So thank you, dear students.  It seems I’ve learned something really valuable from you this semester.  It seems I’ve been reignited with the fire and excitement that comes from thinking.  It seems I’ve been given the freedom to explore again rather than put everything I do to a purpose, a publication, a deeper success.

And that feels good.

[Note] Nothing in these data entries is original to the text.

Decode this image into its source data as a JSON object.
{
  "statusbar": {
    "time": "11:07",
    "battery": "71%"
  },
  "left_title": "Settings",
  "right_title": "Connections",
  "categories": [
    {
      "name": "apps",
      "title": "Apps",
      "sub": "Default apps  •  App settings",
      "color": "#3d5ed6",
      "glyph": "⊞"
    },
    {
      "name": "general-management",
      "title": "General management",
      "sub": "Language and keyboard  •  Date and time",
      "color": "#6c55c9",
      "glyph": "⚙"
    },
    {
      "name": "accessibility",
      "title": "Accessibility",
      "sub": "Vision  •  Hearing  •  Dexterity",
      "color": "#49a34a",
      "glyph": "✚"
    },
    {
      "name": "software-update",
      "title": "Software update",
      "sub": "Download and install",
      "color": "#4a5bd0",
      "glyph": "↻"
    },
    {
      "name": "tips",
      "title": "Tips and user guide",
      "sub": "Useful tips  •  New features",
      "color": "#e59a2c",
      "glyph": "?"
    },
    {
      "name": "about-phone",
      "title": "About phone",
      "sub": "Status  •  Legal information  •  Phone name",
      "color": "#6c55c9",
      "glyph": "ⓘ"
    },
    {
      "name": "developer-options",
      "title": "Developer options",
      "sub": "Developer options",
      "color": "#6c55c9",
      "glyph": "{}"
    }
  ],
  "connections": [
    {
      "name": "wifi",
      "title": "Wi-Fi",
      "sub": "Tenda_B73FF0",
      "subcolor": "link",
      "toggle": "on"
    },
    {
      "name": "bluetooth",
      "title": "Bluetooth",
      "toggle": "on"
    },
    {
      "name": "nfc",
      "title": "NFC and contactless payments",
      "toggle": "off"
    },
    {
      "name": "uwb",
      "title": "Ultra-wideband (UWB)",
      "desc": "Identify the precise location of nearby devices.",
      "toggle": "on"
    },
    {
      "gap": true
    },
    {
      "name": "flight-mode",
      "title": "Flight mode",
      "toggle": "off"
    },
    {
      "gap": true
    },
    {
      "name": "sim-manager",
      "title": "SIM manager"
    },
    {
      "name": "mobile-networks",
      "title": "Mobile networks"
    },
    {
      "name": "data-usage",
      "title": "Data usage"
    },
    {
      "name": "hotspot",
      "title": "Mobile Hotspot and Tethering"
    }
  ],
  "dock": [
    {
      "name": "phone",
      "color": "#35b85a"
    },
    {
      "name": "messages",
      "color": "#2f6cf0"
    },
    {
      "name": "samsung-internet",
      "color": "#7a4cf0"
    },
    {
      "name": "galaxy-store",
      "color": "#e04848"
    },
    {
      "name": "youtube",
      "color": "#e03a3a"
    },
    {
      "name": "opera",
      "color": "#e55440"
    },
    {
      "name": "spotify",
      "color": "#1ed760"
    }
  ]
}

Thanks for giving to me this small, sweet truth.  And I’ll do my very best to honor it with a pause every once in awhile and believe in myself just a bit more.